A founder of the British Black Women’s Movement has challenged the ideas set forth in Beyoncé’s Black Panther-inspired Super Bowl 50 halftime show and the video for her single “Formation” in an interview earlier this month.
Beverley Bryan was at the forefront of the Black women’s movement in the UK during the 1970s. In fact, she founded a movement that stemmed from the sociopolitical galvanization of the British Black Panther movement.
Bryan is now a retired professor from the University of West Indies and co-author of the pioneering book about the rise of Black British feminism during the 1970s called The Heart of the Race: Black Women’s Lives in Britain.
The history of the Black Panther Party has been defined by raw Blackness and vigorous activism. The group’s goals have been to protect, feed, educate and free Black communities from capitalistic white oppression. In the United States, the group was vilified and hunted down by numerous American counter intelligence agencies, but abroad the group was celebrated for taking on American imperialism with rigorous fortitude.
Many of Beyoncé’s critics were outraged because of the Black Panther iconography and their many clashes with police in the late 1960s and ’70s. But many people did not see the video as some political treatise on Black liberation. For example, rapper Killer Mike believes the video was a personal declaration of Blackness. Back in February, the rapper stated:
“White people, it’s not always about you,” he said during an appearance on HBO’s Real Time With Bill Maher. “And what I mean by that is when you hear her talk about the record, she says first, ‘I’m not in the Illuminati.’ She’s talking to other Black people, saying, ‘Look, stupid. Because I’m not at Ferguson when you want me to be doesn’t mean I’ve sold you out.’ And then the rest of the first verse is about her telling other Black people, ‘I like being Black. This is the type of Black I am. I like the fact that my daughter’s Black… I like me.’ White people, that conversation wasn’t even for you.”
However, there are some who did not care for the entertainer’s intentions.
In a March 10 interview with The Debrief, Bryan was asked what she thought of the video, and she was not fond of it. Saying that “struggle is not a commodity, right, to get you more clicks. It’s not a commodity to be packaged and sold, so there!”
Bryan feels that there is a capitalistic gain to be made here and that it may not be genuine. To her, Beyoncé has trivialized the movement.

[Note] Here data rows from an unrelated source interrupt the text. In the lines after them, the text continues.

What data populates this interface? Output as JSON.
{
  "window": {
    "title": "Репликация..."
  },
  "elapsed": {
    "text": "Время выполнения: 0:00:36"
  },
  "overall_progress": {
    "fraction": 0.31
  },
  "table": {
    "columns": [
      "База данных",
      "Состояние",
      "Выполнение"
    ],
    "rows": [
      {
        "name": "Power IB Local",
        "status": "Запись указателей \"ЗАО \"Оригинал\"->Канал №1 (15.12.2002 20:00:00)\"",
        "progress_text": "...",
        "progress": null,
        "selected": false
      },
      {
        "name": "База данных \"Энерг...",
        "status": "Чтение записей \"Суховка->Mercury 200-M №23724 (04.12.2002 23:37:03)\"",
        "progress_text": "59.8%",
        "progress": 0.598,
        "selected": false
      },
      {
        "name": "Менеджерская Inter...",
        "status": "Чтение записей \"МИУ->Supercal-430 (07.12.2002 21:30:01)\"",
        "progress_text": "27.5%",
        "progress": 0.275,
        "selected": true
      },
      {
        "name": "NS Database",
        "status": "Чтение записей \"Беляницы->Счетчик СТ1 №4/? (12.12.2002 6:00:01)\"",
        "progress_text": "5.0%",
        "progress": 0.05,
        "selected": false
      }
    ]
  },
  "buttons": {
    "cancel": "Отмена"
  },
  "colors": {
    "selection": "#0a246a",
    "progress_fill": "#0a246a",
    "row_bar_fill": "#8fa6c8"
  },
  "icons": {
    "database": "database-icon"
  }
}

“So [I know] you’re going to ask me about Beyoncé, let me tell you first of all, I have zero interest in Beyoncé. I don’t kinda pretend to have an interest in her, I looked at the video you were talking about, it was Formation right? There was a link from an older American man, probably someone who was from the Panthers, the phrase he said I liked was being a Black Panther was not about being cool and hip it really was people who put their life on the line, some people died in order to make a point for racial and social justice.”
This year marks the 50th anniversary of the group, and many people have not heard of the Black Panthers in Great Britain.
According to the writer Anne-Marie Angelo in The Black Panthers in London, 1967– 1972: A Diasporic Struggle Navigates the Black Atlantic, “the British Panthers took their ideological inspiration from the U.S. Panthers. The U.K. Panthers appropriated the U.S. Panthers’ revolutionary aesthetic as a model for protest, necessary violence, and for engaging with the state.”
From this movement, Black women became empowered as well, creating the nation’s first Black women’s movement. Bryan’s work as an activist helped change and inspire the lives of Black British women. She joined the group right out of college and became a member to do more “radical” forms of activism after working with others, she said.
Bryan’s comments go against other former Black Panther members who have come out to support Beyoncé’s “Formation.”